Material provided
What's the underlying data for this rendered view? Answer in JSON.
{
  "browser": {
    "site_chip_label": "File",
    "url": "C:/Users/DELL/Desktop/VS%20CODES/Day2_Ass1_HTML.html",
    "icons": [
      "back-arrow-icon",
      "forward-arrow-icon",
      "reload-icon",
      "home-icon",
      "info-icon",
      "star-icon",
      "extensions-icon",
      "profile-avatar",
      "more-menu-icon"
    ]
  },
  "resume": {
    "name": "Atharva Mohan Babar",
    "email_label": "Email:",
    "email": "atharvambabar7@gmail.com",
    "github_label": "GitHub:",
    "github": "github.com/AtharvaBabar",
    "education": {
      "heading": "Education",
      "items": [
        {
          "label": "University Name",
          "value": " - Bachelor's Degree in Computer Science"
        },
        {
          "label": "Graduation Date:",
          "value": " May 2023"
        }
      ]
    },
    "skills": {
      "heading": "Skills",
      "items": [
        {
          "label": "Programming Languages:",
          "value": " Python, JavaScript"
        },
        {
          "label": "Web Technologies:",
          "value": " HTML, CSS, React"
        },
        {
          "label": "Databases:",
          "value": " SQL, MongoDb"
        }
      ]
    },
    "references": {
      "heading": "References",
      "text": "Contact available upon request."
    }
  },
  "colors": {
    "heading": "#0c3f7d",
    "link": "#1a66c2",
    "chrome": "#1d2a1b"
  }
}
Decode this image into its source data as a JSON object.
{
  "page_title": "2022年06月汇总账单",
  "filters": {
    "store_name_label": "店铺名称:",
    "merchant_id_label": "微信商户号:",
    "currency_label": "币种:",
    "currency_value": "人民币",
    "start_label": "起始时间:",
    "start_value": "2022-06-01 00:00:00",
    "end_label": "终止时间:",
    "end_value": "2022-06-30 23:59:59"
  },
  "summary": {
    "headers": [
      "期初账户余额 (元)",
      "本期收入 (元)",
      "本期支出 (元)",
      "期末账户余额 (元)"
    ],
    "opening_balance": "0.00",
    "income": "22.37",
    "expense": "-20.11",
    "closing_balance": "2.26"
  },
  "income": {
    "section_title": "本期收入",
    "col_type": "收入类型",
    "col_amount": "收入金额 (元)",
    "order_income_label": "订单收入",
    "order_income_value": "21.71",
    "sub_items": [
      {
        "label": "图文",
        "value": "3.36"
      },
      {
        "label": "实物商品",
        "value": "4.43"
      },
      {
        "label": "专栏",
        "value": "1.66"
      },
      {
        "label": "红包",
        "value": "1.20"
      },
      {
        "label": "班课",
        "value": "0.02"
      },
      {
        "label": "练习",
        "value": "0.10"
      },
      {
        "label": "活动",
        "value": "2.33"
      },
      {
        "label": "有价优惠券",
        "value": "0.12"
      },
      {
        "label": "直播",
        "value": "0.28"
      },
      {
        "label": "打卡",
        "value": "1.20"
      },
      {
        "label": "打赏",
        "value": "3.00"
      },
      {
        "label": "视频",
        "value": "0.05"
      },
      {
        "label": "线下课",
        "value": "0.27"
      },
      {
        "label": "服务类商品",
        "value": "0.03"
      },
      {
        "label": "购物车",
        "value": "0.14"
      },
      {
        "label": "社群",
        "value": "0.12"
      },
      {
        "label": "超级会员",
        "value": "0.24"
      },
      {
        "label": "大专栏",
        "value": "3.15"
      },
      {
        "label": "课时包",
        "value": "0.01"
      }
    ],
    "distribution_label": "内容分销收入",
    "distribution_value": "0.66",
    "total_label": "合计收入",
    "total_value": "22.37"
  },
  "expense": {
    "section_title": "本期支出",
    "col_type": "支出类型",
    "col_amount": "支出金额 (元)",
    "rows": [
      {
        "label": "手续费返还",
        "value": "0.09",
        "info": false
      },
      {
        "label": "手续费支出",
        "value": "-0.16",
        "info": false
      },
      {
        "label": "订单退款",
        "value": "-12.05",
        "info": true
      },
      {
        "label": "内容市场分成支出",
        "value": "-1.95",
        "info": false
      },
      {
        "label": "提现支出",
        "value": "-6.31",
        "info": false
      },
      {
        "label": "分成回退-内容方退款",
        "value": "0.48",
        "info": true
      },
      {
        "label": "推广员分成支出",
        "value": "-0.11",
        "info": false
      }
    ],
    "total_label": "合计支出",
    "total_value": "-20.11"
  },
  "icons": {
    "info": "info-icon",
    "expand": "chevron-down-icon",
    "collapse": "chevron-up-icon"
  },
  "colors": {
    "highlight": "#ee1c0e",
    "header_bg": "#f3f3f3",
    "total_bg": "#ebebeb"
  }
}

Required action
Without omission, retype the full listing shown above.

Your solution
What's the underlying data for this rendered view? Answer in JSON.
{
  "browser": {
    "site_chip_label": "File",
    "url": "C:/Users/DELL/Desktop/VS%20CODES/Day2_Ass1_HTML.html",
    "icons": [
      "back-arrow-icon",
      "forward-arrow-icon",
      "reload-icon",
      "home-icon",
      "info-icon",
      "star-icon",
      "extensions-icon",
      "profile-avatar",
      "more-menu-icon"
    ]
  },
  "resume": {
    "name": "Atharva Mohan Babar",
    "email_label": "Email:",
    "email": "atharvambabar7@gmail.com",
    "github_label": "GitHub:",
    "github": "github.com/AtharvaBabar",
    "education": {
      "heading": "Education",
      "items": [
        {
          "label": "University Name",
          "value": " - Bachelor's Degree in Computer Science"
        },
        {
          "label": "Graduation Date:",
          "value": " May 2023"
        }
      ]
    },
    "skills": {
      "heading": "Skills",
      "items": [
        {
          "label": "Programming Languages:",
          "value": " Python, JavaScript"
        },
        {
          "label": "Web Technologies:",
          "value": " HTML, CSS, React"
        },
        {
          "label": "Databases:",
          "value": " SQL, MongoDb"
        }
      ]
    },
    "references": {
      "heading": "References",
      "text": "Contact available upon request."
    }
  },
  "colors": {
    "heading": "#0c3f7d",
    "link": "#1a66c2",
    "chrome": "#1d2a1b"
  }
}
Decode this image into its source data as a JSON object.
{
  "page_title": "2022年06月汇总账单",
  "filters": {
    "store_name_label": "店铺名称:",
    "merchant_id_label": "微信商户号:",
    "currency_label": "币种:",
    "currency_value": "人民币",
    "start_label": "起始时间:",
    "start_value": "2022-06-01 00:00:00",
    "end_label": "终止时间:",
    "end_value": "2022-06-30 23:59:59"
  },
  "summary": {
    "headers": [
      "期初账户余额 (元)",
      "本期收入 (元)",
      "本期支出 (元)",
      "期末账户余额 (元)"
    ],
    "opening_balance": "0.00",
    "income": "22.37",
    "expense": "-20.11",
    "closing_balance": "2.26"
  },
  "income": {
    "section_title": "本期收入",
    "col_type": "收入类型",
    "col_amount": "收入金额 (元)",
    "order_income_label": "订单收入",
    "order_income_value": "21.71",
    "sub_items": [
      {
        "label": "图文",
        "value": "3.36"
      },
      {
        "label": "实物商品",
        "value": "4.43"
      },
      {
        "label": "专栏",
        "value": "1.66"
      },
      {
        "label": "红包",
        "value": "1.20"
      },
      {
        "label": "班课",
        "value": "0.02"
      },
      {
        "label": "练习",
        "value": "0.10"
      },
      {
        "label": "活动",
        "value": "2.33"
      },
      {
        "label": "有价优惠券",
        "value": "0.12"
      },
      {
        "label": "直播",
        "value": "0.28"
      },
      {
        "label": "打卡",
        "value": "1.20"
      },
      {
        "label": "打赏",
        "value": "3.00"
      },
      {
        "label": "视频",
        "value": "0.05"
      },
      {
        "label": "线下课",
        "value": "0.27"
      },
      {
        "label": "服务类商品",
        "value": "0.03"
      },
      {
        "label": "购物车",
        "value": "0.14"
      },
      {
        "label": "社群",
        "value": "0.12"
      },
      {
        "label": "超级会员",
        "value": "0.24"
      },
      {
        "label": "大专栏",
        "value": "3.15"
      },
      {
        "label": "课时包",
        "value": "0.01"
      }
    ],
    "distribution_label": "内容分销收入",
    "distribution_value": "0.66",
    "total_label": "合计收入",
    "total_value": "22.37"
  },
  "expense": {
    "section_title": "本期支出",
    "col_type": "支出类型",
    "col_amount": "支出金额 (元)",
    "rows": [
      {
        "label": "手续费返还",
        "value": "0.09",
        "info": false
      },
      {
        "label": "手续费支出",
        "value": "-0.16",
        "info": false
      },
      {
        "label": "订单退款",
        "value": "-12.05",
        "info": true
      },
      {
        "label": "内容市场分成支出",
        "value": "-1.95",
        "info": false
      },
      {
        "label": "提现支出",
        "value": "-6.31",
        "info": false
      },
      {
        "label": "分成回退-内容方退款",
        "value": "0.48",
        "info": true
      },
      {
        "label": "推广员分成支出",
        "value": "-0.11",
        "info": false
      }
    ],
    "total_label": "合计支出",
    "total_value": "-20.11"
  },
  "icons": {
    "info": "info-icon",
    "expand": "chevron-down-icon",
    "collapse": "chevron-up-icon"
  },
  "colors": {
    "highlight": "#ee1c0e",
    "header_bg": "#f3f3f3",
    "total_bg": "#ebebeb"
  }
}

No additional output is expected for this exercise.